### [Component data from apps and pages]
___

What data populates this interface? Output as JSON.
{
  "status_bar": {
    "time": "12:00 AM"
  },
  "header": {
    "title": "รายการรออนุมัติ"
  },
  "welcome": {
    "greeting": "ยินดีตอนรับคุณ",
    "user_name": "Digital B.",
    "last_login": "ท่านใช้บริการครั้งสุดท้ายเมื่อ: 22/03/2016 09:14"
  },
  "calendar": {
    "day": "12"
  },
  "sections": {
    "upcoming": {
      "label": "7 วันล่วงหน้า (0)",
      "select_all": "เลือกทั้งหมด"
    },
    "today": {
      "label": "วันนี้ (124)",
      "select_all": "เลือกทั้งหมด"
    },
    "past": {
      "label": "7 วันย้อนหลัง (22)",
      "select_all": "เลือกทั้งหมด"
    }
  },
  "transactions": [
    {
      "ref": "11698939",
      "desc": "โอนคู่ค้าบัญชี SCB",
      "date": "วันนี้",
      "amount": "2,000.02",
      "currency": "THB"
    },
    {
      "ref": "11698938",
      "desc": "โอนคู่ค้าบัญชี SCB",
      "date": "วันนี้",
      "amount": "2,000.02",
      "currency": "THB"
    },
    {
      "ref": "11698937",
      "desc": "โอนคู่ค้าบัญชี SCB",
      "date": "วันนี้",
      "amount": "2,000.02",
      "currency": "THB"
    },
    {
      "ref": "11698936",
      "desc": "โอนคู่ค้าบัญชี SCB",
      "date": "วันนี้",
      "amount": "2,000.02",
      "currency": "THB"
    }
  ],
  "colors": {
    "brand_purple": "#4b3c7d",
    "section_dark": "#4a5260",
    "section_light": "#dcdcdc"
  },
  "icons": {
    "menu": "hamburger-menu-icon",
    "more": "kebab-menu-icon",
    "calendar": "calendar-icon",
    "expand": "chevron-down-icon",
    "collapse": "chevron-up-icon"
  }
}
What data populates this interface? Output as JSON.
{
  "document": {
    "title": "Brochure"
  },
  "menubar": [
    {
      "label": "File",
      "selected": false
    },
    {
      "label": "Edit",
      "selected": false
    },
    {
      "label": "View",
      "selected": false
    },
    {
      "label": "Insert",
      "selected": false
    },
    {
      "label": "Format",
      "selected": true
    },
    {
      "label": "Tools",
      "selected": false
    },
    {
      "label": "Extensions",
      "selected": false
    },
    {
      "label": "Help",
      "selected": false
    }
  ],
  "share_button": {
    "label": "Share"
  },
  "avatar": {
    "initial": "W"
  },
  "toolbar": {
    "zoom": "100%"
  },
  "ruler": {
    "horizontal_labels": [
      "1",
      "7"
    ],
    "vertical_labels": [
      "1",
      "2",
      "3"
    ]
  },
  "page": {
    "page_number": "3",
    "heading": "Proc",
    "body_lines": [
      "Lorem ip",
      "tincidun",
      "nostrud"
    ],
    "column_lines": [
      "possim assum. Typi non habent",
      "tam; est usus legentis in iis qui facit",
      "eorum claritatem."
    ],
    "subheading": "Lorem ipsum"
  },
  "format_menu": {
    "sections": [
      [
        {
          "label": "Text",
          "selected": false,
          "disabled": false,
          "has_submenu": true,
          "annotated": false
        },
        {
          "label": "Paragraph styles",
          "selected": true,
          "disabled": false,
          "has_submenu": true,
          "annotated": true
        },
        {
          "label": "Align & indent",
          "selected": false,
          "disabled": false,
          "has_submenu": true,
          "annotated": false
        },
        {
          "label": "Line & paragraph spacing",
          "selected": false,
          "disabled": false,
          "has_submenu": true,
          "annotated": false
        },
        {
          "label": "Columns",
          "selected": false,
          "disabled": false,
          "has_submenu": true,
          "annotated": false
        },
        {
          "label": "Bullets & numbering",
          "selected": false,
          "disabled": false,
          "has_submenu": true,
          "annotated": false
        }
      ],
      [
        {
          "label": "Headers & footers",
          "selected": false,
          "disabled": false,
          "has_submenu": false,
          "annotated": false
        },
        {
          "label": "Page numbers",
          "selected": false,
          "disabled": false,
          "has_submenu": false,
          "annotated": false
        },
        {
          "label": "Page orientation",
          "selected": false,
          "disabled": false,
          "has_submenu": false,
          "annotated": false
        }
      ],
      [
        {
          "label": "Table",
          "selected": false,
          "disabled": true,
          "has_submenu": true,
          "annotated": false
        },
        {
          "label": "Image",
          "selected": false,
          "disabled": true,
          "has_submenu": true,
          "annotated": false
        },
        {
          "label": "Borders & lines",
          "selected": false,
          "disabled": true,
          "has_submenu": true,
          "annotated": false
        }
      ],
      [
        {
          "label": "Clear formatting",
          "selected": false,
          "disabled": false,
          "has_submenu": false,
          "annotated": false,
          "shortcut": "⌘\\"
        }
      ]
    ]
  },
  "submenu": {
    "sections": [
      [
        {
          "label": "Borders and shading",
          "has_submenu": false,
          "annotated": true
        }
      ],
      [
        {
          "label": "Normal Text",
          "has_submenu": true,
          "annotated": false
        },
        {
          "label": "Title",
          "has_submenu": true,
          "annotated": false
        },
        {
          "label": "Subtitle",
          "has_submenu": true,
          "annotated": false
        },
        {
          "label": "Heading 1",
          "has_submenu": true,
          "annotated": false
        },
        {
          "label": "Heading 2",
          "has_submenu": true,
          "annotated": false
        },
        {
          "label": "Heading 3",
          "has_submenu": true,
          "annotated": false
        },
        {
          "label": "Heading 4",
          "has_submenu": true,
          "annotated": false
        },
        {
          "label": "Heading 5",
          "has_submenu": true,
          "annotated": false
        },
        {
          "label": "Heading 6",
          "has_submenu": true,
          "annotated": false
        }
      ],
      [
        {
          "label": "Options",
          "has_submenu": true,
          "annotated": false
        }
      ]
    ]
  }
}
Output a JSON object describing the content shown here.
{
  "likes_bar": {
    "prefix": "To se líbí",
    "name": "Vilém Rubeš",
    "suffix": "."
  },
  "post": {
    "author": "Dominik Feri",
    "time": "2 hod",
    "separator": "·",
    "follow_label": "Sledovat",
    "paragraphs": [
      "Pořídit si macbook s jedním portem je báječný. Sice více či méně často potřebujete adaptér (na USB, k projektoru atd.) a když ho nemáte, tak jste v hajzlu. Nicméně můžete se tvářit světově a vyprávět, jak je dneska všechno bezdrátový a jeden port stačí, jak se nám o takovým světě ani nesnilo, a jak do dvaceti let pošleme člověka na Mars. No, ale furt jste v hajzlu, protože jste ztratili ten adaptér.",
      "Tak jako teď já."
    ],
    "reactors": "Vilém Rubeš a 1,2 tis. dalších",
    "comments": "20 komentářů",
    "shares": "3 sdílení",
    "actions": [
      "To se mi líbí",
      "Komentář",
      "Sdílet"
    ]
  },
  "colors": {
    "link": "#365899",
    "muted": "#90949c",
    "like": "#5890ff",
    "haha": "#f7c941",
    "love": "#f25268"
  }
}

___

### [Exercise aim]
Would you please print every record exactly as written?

### [Response area]
What data populates this interface? Output as JSON.
{
  "status_bar": {
    "time": "12:00 AM"
  },
  "header": {
    "title": "รายการรออนุมัติ"
  },
  "welcome": {
    "greeting": "ยินดีตอนรับคุณ",
    "user_name": "Digital B.",
    "last_login": "ท่านใช้บริการครั้งสุดท้ายเมื่อ: 22/03/2016 09:14"
  },
  "calendar": {
    "day": "12"
  },
  "sections": {
    "upcoming": {
      "label": "7 วันล่วงหน้า (0)",
      "select_all": "เลือกทั้งหมด"
    },
    "today": {
      "label": "วันนี้ (124)",
      "select_all": "เลือกทั้งหมด"
    },
    "past": {
      "label": "7 วันย้อนหลัง (22)",
      "select_all": "เลือกทั้งหมด"
    }
  },
  "transactions": [
    {
      "ref": "11698939",
      "desc": "โอนคู่ค้าบัญชี SCB",
      "date": "วันนี้",
      "amount": "2,000.02",
      "currency": "THB"
    },
    {
      "ref": "11698938",
      "desc": "โอนคู่ค้าบัญชี SCB",
      "date": "วันนี้",
      "amount": "2,000.02",
      "currency": "THB"
    },
    {
      "ref": "11698937",
      "desc": "โอนคู่ค้าบัญชี SCB",
      "date": "วันนี้",
      "amount": "2,000.02",
      "currency": "THB"
    },
    {
      "ref": "11698936",
      "desc": "โอนคู่ค้าบัญชี SCB",
      "date": "วันนี้",
      "amount": "2,000.02",
      "currency": "THB"
    }
  ],
  "colors": {
    "brand_purple": "#4b3c7d",
    "section_dark": "#4a5260",
    "section_light": "#dcdcdc"
  },
  "icons": {
    "menu": "hamburger-menu-icon",
    "more": "kebab-menu-icon",
    "calendar": "calendar-icon",
    "expand": "chevron-down-icon",
    "collapse": "chevron-up-icon"
  }
}
What data populates this interface? Output as JSON.
{
  "document": {
    "title": "Brochure"
  },
  "menubar": [
    {
      "label": "File",
      "selected": false
    },
    {
      "label": "Edit",
      "selected": false
    },
    {
      "label": "View",
      "selected": false
    },
    {
      "label": "Insert",
      "selected": false
    },
    {
      "label": "Format",
      "selected": true
    },
    {
      "label": "Tools",
      "selected": false
    },
    {
      "label": "Extensions",
      "selected": false
    },
    {
      "label": "Help",
      "selected": false
    }
  ],
  "share_button": {
    "label": "Share"
  },
  "avatar": {
    "initial": "W"
  },
  "toolbar": {
    "zoom": "100%"
  },
  "ruler": {
    "horizontal_labels": [
      "1",
      "7"
    ],
    "vertical_labels": [
      "1",
      "2",
      "3"
    ]
  },
  "page": {
    "page_number": "3",
    "heading": "Proc",
    "body_lines": [
      "Lorem ip",
      "tincidun",
      "nostrud"
    ],
    "column_lines": [
      "possim assum. Typi non habent",
      "tam; est usus legentis in iis qui facit",
      "eorum claritatem."
    ],
    "subheading": "Lorem ipsum"
  },
  "format_menu": {
    "sections": [
      [
        {
          "label": "Text",
          "selected": false,
          "disabled": false,
          "has_submenu": true,
          "annotated": false
        },
        {
          "label": "Paragraph styles",
          "selected": true,
          "disabled": false,
          "has_submenu": true,
          "annotated": true
        },
        {
          "label": "Align & indent",
          "selected": false,
          "disabled": false,
          "has_submenu": true,
          "annotated": false
        },
        {
          "label": "Line & paragraph spacing",
          "selected": false,
          "disabled": false,
          "has_submenu": true,
          "annotated": false
        },
        {
          "label": "Columns",
          "selected": false,
          "disabled": false,
          "has_submenu": true,
          "annotated": false
        },
        {
          "label": "Bullets & numbering",
          "selected": false,
          "disabled": false,
          "has_submenu": true,
          "annotated": false
        }
      ],
      [
        {
          "label": "Headers & footers",
          "selected": false,
          "disabled": false,
          "has_submenu": false,
          "annotated": false
        },
        {
          "label": "Page numbers",
          "selected": false,
          "disabled": false,
          "has_submenu": false,
          "annotated": false
        },
        {
          "label": "Page orientation",
          "selected": false,
          "disabled": false,
          "has_submenu": false,
          "annotated": false
        }
      ],
      [
        {
          "label": "Table",
          "selected": false,
          "disabled": true,
          "has_submenu": true,
          "annotated": false
        },
        {
          "label": "Image",
          "selected": false,
          "disabled": true,
          "has_submenu": true,
          "annotated": false
        },
        {
          "label": "Borders & lines",
          "selected": false,
          "disabled": true,
          "has_submenu": true,
          "annotated": false
        }
      ],
      [
        {
          "label": "Clear formatting",
          "selected": false,
          "disabled": false,
          "has_submenu": false,
          "annotated": false,
          "shortcut": "⌘\\"
        }
      ]
    ]
  },
  "submenu": {
    "sections": [
      [
        {
          "label": "Borders and shading",
          "has_submenu": false,
          "annotated": true
        }
      ],
      [
        {
          "label": "Normal Text",
          "has_submenu": true,
          "annotated": false
        },
        {
          "label": "Title",
          "has_submenu": true,
          "annotated": false
        },
        {
          "label": "Subtitle",
          "has_submenu": true,
          "annotated": false
        },
        {
          "label": "Heading 1",
          "has_submenu": true,
          "annotated": false
        },
        {
          "label": "Heading 2",
          "has_submenu": true,
          "annotated": false
        },
        {
          "label": "Heading 3",
          "has_submenu": true,
          "annotated": false
        },
        {
          "label": "Heading 4",
          "has_submenu": true,
          "annotated": false
        },
        {
          "label": "Heading 5",
          "has_submenu": true,
          "annotated": false
        },
        {
          "label": "Heading 6",
          "has_submenu": true,
          "annotated": false
        }
      ],
      [
        {
          "label": "Options",
          "has_submenu": true,
          "annotated": false
        }
      ]
    ]
  }
}
Output a JSON object describing the content shown here.
{
  "likes_bar": {
    "prefix": "To se líbí",
    "name": "Vilém Rubeš",
    "suffix": "."
  },
  "post": {
    "author": "Dominik Feri",
    "time": "2 hod",
    "separator": "·",
    "follow_label": "Sledovat",
    "paragraphs": [
      "Pořídit si macbook s jedním portem je báječný. Sice více či méně často potřebujete adaptér (na USB, k projektoru atd.) a když ho nemáte, tak jste v hajzlu. Nicméně můžete se tvářit světově a vyprávět, jak je dneska všechno bezdrátový a jeden port stačí, jak se nám o takovým světě ani nesnilo, a jak do dvaceti let pošleme člověka na Mars. No, ale furt jste v hajzlu, protože jste ztratili ten adaptér.",
      "Tak jako teď já."
    ],
    "reactors": "Vilém Rubeš a 1,2 tis. dalších",
    "comments": "20 komentářů",
    "shares": "3 sdílení",
    "actions": [
      "To se mi líbí",
      "Komentář",
      "Sdílet"
    ]
  },
  "colors": {
    "link": "#365899",
    "muted": "#90949c",
    "like": "#5890ff",
    "haha": "#f7c941",
    "love": "#f25268"
  }
}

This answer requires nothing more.